Lowdown: You wouldn’t want this film to meet either of your eyes.
At the risk of sounding childish I openly proclaim myself to be a fan of the Transformers animation series (at least the original one). Yes, I know, a recent re-watch has made it clear the series I liked during high school did not survive the test of time well even if I still know the title song by heart; but still, I could not hold myself from holding my hope up high when I’ve heard of Transformers the movie coming out. Initial doubts crept in when I heard it would be a Michael Bay film; one doesn’t want another Pearl Harbor. Still, Bay did some nice stuff, too: I quite like The Rock, and even The Island was pretty entertaining.
All that is to say that now, having watched Transformers the film, I can say that I was greatly disappointed. So much potential, so bad a delivery!
Failure, in my opinion, is the result of two factors: character development and special effects. Allow me to explain…
Unlike the good old animation series, the film focuses on the humans as the main characters with the robots being mostly called into action for the action sequences. And so we have ourselves a kid whose father buys him his first car. It looks like a total lemon, but guess what – it’s actually an Autobot transformer! Meantime, in some remote desert, US forces find themselves under attack by Decipticon transformers! With one unlikely event leading to another, things all come down to the kid with the car (who finds himself a good looking girl) being the focal point of the fight. The point I am trying to make here is that none of the transformer characters, be it the good Autobots or the evil Decipticons, gets developed into anything close to a round character; it’s just “we’re good” and “they’re evil” type thing. Second, none of the human characters is worth a fuss; they’re all as interesting as yesterday’s newspaper, topped by the hero’s girl whose idea of portraying depth is exposing us to her way too white set of teeth.
Fine, I hear you say, no one watches a film like Transformers for character development; people watch it for the action sequences. I agree, but then again those action sequences are just as annoying as the one dimensional female leads: All are glaringly CGI, and all are shot in this very annoying manner of fast sweeps and quick editing that make it next to impossible if not impossible to tell what’s going on. Pretty tasteless, I would say.
Add plenty of plug-ins (the film feels like an elongated eBay commercial), and you truly wonder what characters such as John Voight or John Turturro are doing there; or what is one Stephen Spielberg doing there as an executive producer.
Best scenes: I would say the scenes with Turturro shine as the best ones here, but that is only because the rest of the film is so bad. He does what he did in Big Lebowski: provide a short appearance as the comic relief.

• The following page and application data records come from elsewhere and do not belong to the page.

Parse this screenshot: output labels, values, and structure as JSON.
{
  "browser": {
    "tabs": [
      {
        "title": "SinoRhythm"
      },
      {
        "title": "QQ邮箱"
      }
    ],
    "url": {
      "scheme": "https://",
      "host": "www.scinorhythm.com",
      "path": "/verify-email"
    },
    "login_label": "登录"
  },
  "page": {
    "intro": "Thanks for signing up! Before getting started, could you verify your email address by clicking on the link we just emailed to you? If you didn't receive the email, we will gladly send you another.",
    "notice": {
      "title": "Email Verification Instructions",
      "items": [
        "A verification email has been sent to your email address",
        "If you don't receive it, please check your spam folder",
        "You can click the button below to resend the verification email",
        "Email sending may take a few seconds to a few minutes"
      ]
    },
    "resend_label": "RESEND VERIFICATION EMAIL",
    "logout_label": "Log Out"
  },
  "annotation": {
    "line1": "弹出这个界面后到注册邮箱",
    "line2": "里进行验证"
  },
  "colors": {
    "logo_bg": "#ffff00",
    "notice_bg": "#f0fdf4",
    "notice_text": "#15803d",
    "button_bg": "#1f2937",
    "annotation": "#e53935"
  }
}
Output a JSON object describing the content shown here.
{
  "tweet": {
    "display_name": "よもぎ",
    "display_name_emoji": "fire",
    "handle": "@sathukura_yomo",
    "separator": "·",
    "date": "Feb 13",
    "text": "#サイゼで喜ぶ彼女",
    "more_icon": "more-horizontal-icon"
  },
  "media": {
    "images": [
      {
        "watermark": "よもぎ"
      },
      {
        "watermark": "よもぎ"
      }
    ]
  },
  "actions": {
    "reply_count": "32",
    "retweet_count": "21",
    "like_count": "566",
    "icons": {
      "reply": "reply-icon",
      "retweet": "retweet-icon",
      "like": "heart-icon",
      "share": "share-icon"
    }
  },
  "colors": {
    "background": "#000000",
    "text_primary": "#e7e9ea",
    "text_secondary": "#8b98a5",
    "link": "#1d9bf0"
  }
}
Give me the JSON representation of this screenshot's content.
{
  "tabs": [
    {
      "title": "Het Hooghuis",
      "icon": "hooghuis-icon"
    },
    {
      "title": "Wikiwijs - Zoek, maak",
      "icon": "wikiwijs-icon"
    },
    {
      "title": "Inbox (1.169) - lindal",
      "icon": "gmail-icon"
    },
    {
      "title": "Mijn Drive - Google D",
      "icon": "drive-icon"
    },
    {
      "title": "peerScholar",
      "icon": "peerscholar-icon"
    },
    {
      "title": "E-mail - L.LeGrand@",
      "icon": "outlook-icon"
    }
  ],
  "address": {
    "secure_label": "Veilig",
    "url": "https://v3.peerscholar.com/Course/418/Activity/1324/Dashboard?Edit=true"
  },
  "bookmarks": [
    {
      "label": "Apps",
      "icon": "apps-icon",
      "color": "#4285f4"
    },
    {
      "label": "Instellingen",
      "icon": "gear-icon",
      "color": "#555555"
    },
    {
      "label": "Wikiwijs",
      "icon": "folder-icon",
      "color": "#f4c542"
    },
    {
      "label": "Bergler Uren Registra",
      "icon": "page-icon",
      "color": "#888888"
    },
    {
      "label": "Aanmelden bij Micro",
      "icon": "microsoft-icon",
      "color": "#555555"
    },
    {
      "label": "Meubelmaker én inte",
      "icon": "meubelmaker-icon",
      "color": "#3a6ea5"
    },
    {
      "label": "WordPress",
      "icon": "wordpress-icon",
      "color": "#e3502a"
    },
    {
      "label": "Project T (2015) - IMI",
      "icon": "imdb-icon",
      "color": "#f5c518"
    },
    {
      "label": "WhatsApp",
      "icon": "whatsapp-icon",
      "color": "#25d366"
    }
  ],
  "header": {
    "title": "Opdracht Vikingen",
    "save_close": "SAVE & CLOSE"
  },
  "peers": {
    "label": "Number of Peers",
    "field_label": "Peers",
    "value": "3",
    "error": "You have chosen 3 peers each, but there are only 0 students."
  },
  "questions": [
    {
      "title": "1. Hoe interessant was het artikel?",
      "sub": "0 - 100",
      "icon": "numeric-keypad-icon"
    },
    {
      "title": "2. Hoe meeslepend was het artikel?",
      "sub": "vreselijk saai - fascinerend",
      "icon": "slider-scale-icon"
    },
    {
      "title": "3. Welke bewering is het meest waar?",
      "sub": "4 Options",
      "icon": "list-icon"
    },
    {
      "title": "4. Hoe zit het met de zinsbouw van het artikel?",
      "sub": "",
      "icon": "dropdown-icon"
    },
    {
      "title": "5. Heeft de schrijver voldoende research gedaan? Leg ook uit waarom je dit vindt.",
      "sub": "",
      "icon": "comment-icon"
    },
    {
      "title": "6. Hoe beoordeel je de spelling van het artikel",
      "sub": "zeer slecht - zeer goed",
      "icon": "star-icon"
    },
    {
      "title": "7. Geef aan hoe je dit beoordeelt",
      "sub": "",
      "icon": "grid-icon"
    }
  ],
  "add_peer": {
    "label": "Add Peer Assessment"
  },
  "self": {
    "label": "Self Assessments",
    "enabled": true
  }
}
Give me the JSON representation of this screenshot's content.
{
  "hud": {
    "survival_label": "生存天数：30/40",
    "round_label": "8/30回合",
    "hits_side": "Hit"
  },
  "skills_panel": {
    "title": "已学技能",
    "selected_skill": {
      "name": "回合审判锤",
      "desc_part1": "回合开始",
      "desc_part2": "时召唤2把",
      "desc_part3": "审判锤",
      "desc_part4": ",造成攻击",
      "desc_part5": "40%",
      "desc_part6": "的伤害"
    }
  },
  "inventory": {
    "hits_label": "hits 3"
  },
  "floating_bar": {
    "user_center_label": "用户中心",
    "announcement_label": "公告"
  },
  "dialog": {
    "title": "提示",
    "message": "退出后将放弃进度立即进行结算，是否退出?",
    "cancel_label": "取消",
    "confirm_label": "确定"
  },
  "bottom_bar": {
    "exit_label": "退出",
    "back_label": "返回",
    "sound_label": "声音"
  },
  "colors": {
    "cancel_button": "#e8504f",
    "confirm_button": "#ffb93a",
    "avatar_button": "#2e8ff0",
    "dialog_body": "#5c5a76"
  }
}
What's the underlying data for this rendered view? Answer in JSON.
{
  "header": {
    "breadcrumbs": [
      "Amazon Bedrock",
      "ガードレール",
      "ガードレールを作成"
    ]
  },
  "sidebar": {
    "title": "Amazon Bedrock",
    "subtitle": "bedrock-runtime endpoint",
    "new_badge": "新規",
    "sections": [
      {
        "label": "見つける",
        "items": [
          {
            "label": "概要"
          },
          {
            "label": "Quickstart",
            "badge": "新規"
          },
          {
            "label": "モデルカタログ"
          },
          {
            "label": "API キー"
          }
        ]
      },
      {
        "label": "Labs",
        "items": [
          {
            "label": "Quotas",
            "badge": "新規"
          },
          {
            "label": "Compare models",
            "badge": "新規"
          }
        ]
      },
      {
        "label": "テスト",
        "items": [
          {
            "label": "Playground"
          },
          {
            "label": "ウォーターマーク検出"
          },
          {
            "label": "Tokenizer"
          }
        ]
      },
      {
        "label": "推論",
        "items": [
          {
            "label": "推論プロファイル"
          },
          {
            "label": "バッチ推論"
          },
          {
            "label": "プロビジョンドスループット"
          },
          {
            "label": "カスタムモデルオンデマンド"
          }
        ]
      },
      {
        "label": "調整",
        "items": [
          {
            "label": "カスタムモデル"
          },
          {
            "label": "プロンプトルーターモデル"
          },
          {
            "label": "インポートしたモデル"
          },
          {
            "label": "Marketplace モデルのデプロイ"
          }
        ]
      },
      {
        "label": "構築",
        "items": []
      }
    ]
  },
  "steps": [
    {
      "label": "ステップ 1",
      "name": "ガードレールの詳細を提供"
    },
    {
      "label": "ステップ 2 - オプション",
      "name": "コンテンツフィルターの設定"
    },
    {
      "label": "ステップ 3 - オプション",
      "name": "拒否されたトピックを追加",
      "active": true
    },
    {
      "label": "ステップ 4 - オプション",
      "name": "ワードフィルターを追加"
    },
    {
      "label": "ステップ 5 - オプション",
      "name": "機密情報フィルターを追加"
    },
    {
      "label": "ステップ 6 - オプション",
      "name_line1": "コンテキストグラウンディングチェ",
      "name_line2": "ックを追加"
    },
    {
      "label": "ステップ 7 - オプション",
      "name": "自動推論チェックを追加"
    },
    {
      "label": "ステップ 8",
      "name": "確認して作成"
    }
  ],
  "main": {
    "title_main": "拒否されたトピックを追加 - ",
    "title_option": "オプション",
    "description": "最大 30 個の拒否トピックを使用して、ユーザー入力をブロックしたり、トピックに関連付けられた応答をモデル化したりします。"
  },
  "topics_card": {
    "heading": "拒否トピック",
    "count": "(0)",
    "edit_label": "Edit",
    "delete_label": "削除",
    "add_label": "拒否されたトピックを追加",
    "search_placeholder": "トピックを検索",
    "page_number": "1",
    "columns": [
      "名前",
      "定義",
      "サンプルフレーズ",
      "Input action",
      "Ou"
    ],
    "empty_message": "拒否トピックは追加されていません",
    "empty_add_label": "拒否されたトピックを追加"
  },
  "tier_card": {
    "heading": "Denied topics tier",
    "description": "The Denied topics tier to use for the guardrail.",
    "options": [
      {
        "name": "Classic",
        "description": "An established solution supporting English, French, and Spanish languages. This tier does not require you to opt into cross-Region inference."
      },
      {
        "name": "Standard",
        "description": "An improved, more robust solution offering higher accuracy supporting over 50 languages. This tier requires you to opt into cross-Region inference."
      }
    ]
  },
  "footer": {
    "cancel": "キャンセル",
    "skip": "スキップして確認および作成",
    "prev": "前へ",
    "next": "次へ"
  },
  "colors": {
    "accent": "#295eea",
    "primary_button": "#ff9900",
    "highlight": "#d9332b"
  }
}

Picture quality: Shot in high contrast stock, detail is lacking on this one even if the transfer to DVD seems to have been well made.
Sound quality: As expected from such a high caliber stunt, quite aggressively good.
Overall: A mildly entertaining yet totally forgettable 2 out of 5 stars.